By Wesley Anderson, DCH
Is one of the first thoughts you might have if you had to have surgery, “I better make an appointment with my hypnotherapist.”? Perhaps it should be.
When Alice T., a medical doctor, mentioned to her hypnotherapist during a sessions for weight control that she was going to have abdominal surgery for fibroid cysts, he suggested that she use hypnotherapy to help her prepare. Before surgery, she had a hypnotherapy session in which suggestions were given to relieve anxiety, reduce bleeding during the operation, and eliminate post surgical discomfort.
There is plenty of evidence that with hypnosis simple mental imagery and direct suggestions can assist in speeding recovery, and lessen the need for anesthesia during surgery. It is even possible to reduce or eliminate the need for pain medication after surgery. Hypnosis is also quite effective for soothing away presurgical anxieties. Although most hypnotherapists have some training in the techniques, it is best to use those certified in hypnoanesthesiology from the National Board of Hypnotherapy and Hypnotic Anesthesiology (NBHA). All NBHA certified hypnotherapists are extensively trained in techniques for presurgical preparation, painless child birth, and pain management.
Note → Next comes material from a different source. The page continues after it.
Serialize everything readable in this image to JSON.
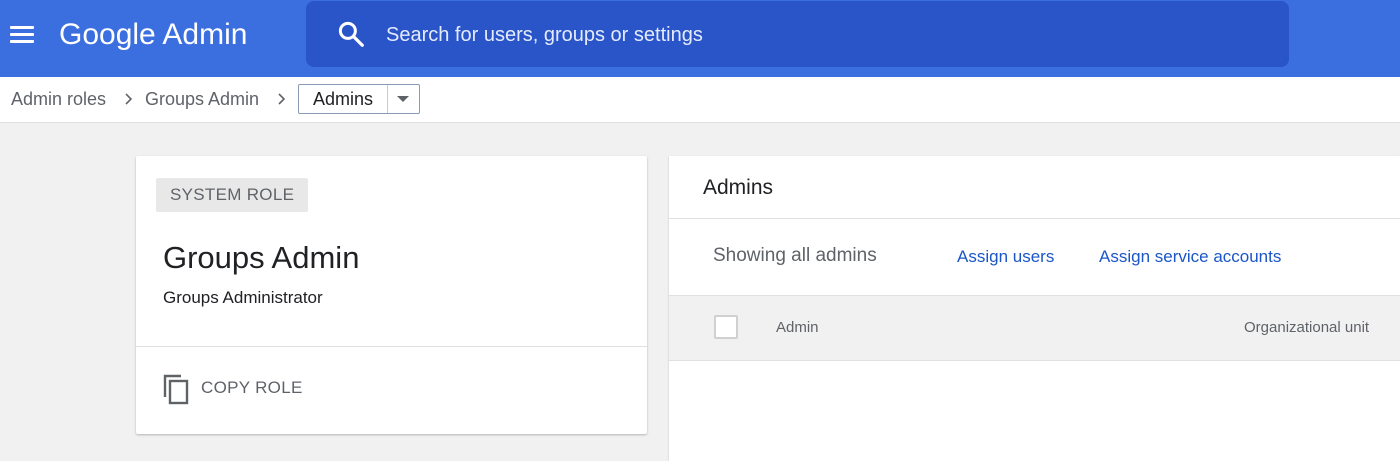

Lessening the need for anesthesia during surgery is an important health consideration, because as any surgeon knows, there are risks associated with chemical anesthesia. The less a patient needs the better. The same is true for any pain medication. Fear and anxiety can easily increase the amount of anesthesia needed. As fear raises adrenaline levels, it takes more and more chemicals to overcome the natural “fight or flight” excitement of the body, and to produce anesthesia.
Hypnotherapists have found that the mind can lessen or eliminate those fears and anxieties easily and permanently with some simple hypnotic techniques. One of those techniques is “safe place” imagery, in which the client begins by imagining him/herself in a location that feels safe and secure. Once the “safe place” is established and the feelings of safety and security are anchored in, the client watches the whole process of the surgery repeatedly while maintaining the feelings of safety and comfort. Just rehearsing the event brings about a sense of familiarity, which makes things easier. Rehearsing with the anchored feelings speeds the process of familiarization, and ensures that feelings of safety and comfort will be associated with the prospect of surgery.
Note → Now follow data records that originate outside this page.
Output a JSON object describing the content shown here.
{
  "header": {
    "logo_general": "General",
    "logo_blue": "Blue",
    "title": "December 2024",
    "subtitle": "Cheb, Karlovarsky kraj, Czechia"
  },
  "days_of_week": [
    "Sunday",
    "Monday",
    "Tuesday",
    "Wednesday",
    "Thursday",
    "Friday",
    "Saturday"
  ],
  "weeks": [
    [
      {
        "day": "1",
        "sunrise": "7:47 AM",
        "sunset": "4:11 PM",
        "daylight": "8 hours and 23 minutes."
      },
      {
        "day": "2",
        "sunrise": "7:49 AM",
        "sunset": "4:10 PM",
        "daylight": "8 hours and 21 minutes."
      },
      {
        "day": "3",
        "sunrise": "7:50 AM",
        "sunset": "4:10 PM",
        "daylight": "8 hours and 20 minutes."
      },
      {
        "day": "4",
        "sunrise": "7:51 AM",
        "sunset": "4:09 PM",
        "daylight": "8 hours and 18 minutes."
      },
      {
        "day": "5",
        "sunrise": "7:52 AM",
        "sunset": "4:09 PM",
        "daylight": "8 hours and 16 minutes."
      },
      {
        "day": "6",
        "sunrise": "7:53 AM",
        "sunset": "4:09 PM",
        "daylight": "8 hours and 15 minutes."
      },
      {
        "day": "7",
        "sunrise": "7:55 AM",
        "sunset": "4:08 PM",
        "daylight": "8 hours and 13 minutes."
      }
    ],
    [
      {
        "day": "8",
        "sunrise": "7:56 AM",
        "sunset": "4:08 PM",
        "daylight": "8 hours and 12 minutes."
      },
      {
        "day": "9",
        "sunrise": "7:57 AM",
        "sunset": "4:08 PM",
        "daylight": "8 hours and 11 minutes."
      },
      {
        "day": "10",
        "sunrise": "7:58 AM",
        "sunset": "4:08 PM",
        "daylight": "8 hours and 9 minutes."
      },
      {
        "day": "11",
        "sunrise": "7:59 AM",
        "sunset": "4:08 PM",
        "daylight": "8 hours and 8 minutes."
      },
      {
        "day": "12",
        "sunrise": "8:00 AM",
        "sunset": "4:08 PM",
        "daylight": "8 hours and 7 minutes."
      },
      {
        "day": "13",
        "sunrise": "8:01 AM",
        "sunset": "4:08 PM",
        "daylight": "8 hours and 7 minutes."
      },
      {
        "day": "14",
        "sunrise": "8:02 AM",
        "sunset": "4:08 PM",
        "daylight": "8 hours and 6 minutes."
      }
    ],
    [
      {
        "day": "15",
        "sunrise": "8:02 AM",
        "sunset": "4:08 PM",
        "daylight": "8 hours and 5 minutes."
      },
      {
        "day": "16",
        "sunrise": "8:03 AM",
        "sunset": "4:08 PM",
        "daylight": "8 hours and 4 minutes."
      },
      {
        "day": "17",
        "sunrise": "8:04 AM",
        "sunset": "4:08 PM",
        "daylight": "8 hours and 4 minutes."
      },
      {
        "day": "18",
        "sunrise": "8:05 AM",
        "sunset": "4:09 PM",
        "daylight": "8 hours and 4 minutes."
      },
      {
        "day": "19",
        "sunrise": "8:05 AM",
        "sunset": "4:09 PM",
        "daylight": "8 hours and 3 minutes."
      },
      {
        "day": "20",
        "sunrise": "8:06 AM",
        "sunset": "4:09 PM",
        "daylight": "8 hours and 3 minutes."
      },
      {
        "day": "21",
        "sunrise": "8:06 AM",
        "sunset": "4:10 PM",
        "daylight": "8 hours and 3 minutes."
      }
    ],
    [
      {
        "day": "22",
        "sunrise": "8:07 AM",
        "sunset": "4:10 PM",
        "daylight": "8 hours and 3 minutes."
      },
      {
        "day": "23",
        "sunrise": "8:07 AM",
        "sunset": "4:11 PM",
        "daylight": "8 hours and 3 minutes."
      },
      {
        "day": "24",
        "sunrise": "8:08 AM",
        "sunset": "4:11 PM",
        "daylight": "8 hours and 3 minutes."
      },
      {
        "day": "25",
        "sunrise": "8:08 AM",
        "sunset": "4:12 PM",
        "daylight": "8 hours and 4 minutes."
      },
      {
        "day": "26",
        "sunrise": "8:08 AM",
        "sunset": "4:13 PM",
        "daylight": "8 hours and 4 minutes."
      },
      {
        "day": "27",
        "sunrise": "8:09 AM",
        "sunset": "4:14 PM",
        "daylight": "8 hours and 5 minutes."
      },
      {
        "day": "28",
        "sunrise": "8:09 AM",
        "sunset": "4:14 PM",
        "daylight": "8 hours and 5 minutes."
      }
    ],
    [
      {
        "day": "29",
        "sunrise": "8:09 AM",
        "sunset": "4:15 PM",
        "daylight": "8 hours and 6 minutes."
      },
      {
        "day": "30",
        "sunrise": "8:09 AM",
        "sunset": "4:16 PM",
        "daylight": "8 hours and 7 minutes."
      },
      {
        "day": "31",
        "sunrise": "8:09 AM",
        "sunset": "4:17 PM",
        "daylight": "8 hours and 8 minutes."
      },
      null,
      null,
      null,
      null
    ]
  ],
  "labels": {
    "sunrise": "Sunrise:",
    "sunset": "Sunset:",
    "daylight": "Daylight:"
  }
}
The body has an intelligence of its own that can be engaged through hypnosis to speed healing. For most, simple direct suggestions for rapid healing combined with positive imagery will activate the body’s healing intelligence to shorten recovery time, reduce bleeding during surgery, lessen post surgical swelling, and to reduce or eliminate post surgical pain. Ideally the person would have several sessions with the hypnotherapist. The repetition of positive suggestions amplifies the beneficial effects. That is one reason why hypnotherapists frequently make audio tapes of the hypnosis sessions for clients. Tapes are specifically tailored to the needs of the individual, and will typically include “safe place” imagery, a rehearsal of successful surgery and recovery, suggestions for comfort, rapid healing, and a positive attitude. For those who need the most reassurance, it is important that the rehearsals have the greatest detail. That way as the person goes through the event all of the details will be not only familiar, they will be reminding the person to feel “safe and secure”.
How does hypnosis can help control pain after surgery? At first it may seem like a rather mystical process, yet it’s quite simple. With hypnosis it’s the same as when someone deep in conversation bumps into a misplaced chair, noticing nothing until seeing a bruise later. The preoccupied mind just doesn’t notice the pain. The nerves sent pain signals, but they never registered in consciousness, and that’s how the unconscious treats post surgical pain. The “ouch!” never comes into awareness. Of course, post hypnotic suggestions are given so that some pain occurs if the person starts to do something that could cause damage.
Two weeks after the surgery Alice T. called her hypnotherapist and blamed him for her feeling guilty about not going back to work early. After all, she felt great. She reported that she had only had a few twinges of pain when she tried to overexert herself, and her doctors were amazed at how quickly she was healing. She also mentioned that she had never taken, or needed, any pain medication at all after the surgery.
Hopefully in the days to come as medical doctors are integrating the best of complementary healthcare into medicine, everyone undergoing surgery will have hypnotherapy for presurgical preparation as an option.